Perhaps you’ve already experienced one – or more – of these unpleasant situations. If so, you know how frustrating it is; you have to refund the “customer’s” money, pay a fine to the credit card processor, potentially damage your future reputation with the processor, and on top of all that – you probably won’t get the original product back!
One of the main instigators of chargebacks is fraud (the other is faulty customer service). Unfortunately, there isn’t much you can do about “friendly fraud” – customers who claim they never received the product when they actually did. But there are, fortunately, several things you can do to detect and prevent actual fraud.
Tools That Help Prevent Fraud
There are four tools a business owner can – and should – implement to prevent fraud. This will help weed out some of the more armature criminals and help verify purchases when the card is not present.
1. MasterCard SecureCode
Both MasterCard and Visa help merchants take extra precautions against fraud. MasterCard has instigated the SecureCode – a code that helps verify the actual cardholder. The purchase won’t be completed if the customer doesn’t enter the code or enters it incorrectly.
2. Verified by Visa
Take advantage of the Verified by Visa screen. This extra step is added to the purchasing process after the customer clicks “buy.” Customers will have to enter a prearranged password to verify their identity. Like the MasterCard SecureCode, the Verified by Visa is a real-time authentication. You don’t have to wait for a verification report.
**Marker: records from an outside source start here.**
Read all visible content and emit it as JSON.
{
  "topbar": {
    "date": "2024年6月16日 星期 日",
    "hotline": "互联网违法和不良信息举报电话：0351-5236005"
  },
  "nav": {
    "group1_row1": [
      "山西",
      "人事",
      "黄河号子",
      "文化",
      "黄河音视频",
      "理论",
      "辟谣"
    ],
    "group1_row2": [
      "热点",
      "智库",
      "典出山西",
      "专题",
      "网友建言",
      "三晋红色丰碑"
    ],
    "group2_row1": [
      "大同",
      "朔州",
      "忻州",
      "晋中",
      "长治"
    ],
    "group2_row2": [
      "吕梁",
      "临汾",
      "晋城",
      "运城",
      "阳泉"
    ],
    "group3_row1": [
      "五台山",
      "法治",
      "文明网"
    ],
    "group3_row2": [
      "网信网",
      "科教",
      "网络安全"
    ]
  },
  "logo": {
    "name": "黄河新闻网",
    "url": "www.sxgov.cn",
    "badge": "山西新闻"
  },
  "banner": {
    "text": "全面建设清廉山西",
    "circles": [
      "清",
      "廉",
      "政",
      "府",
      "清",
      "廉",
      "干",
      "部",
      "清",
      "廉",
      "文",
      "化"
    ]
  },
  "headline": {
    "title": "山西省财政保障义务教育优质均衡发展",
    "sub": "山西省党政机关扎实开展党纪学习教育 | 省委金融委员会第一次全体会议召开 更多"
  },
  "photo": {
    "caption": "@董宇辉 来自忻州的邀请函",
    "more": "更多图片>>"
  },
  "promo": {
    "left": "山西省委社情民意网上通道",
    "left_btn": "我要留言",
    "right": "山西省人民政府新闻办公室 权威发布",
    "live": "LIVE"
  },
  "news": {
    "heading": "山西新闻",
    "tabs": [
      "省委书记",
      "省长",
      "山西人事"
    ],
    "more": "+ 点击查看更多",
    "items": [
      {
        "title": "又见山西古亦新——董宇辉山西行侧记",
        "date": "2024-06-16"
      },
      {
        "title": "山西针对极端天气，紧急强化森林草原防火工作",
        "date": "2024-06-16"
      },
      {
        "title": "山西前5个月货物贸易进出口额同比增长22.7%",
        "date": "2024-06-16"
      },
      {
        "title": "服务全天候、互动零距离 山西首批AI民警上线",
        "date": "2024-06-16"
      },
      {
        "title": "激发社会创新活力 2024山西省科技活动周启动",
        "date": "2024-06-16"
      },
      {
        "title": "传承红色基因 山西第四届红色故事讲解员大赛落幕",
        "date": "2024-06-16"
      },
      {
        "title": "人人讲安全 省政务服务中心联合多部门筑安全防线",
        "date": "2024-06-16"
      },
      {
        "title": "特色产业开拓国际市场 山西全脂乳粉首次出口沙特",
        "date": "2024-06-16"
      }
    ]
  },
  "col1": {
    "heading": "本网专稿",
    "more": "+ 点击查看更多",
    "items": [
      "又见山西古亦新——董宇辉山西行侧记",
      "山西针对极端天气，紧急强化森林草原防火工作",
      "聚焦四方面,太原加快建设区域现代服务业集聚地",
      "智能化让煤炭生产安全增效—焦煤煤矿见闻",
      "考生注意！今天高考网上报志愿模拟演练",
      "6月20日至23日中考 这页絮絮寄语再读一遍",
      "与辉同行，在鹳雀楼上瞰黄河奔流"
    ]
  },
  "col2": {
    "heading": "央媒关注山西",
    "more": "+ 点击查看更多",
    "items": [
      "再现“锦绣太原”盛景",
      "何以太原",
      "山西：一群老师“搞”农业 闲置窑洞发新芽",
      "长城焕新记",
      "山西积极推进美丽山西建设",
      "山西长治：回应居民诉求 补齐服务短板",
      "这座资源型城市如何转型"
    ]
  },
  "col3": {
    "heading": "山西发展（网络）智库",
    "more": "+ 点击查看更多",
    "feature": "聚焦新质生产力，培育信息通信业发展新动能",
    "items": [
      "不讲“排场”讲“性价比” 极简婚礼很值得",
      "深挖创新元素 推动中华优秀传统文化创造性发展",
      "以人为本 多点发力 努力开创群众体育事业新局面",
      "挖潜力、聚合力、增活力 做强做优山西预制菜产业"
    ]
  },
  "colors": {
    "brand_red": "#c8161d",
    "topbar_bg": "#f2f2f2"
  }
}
3. Card Verification Value
By now, most people are aware of the three digits printed on the signature panel of their credit card – even if they are unaware of the name of the code. By requesting the CVV2, a merchant is one step closer to verifying the purchase is made by the actual cardholder. At the very least, the CVV2 ensures the card is actually in hand, and the account number hasn’t simply been stolen from another location.
4. Address Verification Service
When you submit a transaction for verification and authorization, ask for an AVS. The issuing bank will verify the billing address listed on the order matches the cardholder’s registered address.
Indicators that Help Detect Fraud
While the above mentioned tools can help prevent fraud, professional criminals can still slip through the cracks. Be mindful of the tips Visa has issued to merchants, helping them detect potential fraud.
- New customers are great. However, they also come with a certain risk. Criminals are always looking for a new mark.
- Big orders mean lots of profit. However, that profit potential isn’t just for you. A criminal might place a large order, hoping to score some serious profit potential in a short amount of time.
- Normally, you might simply shake your head at quirky order – like ones that include several variations of the same item. However, this is a strong indicator of fraud. The more varieties the criminal has to offer to “customers,” the better the chance of earning a buck.
- Big ticket items have a maximum resale value.
- Rush or overnight shipping is something else to watch out for – especially if the shipping is already higher than normal. The criminal wants to make money fast – the sooner the better. They aren’t paying the extra shipping fees, so why do they care what it costs?!
- Watch out for several transactions that come in close together and contain similar account numbers. This could mean the criminal has stolen a batch of account numbers via hacking software.
- Are there multiple orders – placed on multiple cards – that are being shipped to the same address? Those could be fraudulent charges.
- Criminals will try to “run a card” before the fraud is detected. They might place a bunch of orders in a short period of time.
- Be cautious of multiple orders that all use the same card number, but ship to different addresses.
- If a criminal has access to a variety of stolen cards, he or she might sit at the same computer and place several orders. Therefore, watch out for multiple orders placed from the same IP address.
Chargeback management is essential for businesses – both large and small. If you don’t get your chargebacks under control, you run the risk of losing your credit card processor. If your account is terminated, you won’t be able to secure another.
Take the necessary steps to detect and prevent fraud. This is one of the best ways to reduce the number of chargebacks your business endures. Be mindful of who the people are that make purchases with your company, and do all you can to sell to qualified customers.
Image courtesy of http://www.flickr.com/photos/dunechaser/.